An MD’s Suggestions for Effective Advocacy
There is no excuse for doctors or other health care providers to be jerks. However, please be aware that under current HIPAA laws we are somewhat restricted regarding how much information we are allowed to release to anyone who is not the patient without the patient’s written permission. If you are in the room, obviously there is a level of implied consent–unless there is reason to suspect an abusive relationship, which we are also obligated by law to report. And…between 1/5 to 1/3 of women reporting to Emergency Departments have been victims of some sort of sexual or domestic violence or abuse. So–it becomes complicated.
In today’s deteriorating health care environment, the Emergency Department has become something of a war zone, inundated by trauma victims. And with the general lack of awareness and poor attitude regarding the headache sufferer, we tend to fare poorly in the Emergency Department and are treated, at best, as a nuisance, and more often, as a drug seeker. This is why I try to give my patients the tools they need to manage their headaches on their own without resorting to Emergency Department treatment unless they have become dehydrated and require IV hydration.
If you do go to an ER, take an advocate who can remain calm but persistent, while keeping these points in mind–and someone who can educate regarding headache/migraine wouldn’t hurt!
Another point: if you think you might be too impaired to call your physician’s office during a headache, and you are going to want a family member to call on your behalf, please sign a consent form for that person to talk to the physician when you are in the office.

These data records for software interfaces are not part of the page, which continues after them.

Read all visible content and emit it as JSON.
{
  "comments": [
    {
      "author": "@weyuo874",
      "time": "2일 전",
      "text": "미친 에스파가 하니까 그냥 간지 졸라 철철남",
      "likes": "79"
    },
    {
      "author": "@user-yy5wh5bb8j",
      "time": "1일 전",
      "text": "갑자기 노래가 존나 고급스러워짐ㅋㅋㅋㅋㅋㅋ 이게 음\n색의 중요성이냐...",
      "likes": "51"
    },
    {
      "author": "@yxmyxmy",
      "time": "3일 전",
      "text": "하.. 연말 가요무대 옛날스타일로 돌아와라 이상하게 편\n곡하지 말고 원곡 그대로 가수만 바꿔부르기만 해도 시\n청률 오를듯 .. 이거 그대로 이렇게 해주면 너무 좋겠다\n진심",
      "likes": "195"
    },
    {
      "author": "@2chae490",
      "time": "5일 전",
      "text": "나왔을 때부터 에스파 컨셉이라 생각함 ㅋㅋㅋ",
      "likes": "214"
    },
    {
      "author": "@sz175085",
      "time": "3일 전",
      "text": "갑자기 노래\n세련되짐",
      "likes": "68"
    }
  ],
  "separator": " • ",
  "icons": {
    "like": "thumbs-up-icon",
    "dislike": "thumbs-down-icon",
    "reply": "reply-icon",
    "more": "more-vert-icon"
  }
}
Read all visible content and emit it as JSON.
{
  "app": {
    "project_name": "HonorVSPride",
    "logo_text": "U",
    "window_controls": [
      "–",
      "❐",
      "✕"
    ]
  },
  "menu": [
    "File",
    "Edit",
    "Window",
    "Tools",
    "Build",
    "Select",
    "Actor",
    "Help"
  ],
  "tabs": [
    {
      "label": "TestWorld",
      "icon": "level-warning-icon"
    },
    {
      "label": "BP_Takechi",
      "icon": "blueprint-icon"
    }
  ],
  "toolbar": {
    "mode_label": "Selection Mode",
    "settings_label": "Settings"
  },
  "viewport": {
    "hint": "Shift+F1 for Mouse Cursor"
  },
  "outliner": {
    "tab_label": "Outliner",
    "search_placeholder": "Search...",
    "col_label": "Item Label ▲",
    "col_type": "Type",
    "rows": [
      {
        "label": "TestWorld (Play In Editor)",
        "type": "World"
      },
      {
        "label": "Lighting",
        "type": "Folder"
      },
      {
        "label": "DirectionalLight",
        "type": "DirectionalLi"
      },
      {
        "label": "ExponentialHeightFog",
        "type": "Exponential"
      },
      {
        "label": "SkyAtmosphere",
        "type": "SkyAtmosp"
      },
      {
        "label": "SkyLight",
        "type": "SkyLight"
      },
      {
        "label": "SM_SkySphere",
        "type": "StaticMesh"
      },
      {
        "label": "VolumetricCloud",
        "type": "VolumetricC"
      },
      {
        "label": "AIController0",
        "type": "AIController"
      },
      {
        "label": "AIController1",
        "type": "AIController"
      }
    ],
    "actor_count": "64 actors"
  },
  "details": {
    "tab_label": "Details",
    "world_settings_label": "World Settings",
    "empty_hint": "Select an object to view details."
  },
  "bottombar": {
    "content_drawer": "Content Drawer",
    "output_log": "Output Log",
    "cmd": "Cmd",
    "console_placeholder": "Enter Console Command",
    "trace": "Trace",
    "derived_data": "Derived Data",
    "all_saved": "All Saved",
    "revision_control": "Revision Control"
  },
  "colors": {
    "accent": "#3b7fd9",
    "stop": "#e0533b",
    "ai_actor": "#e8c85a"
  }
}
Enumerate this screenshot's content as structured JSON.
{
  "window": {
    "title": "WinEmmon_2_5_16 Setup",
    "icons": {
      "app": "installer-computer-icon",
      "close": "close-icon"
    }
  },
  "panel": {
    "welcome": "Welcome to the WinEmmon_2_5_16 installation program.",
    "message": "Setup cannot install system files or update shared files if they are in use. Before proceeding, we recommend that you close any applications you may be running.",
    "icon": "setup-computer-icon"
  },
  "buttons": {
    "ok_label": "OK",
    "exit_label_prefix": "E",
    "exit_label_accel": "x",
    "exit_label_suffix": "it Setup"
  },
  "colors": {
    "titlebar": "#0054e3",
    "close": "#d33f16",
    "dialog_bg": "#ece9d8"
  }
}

We really are not trying to be difficult about this–it’s federal law intended to protect your confidentiality.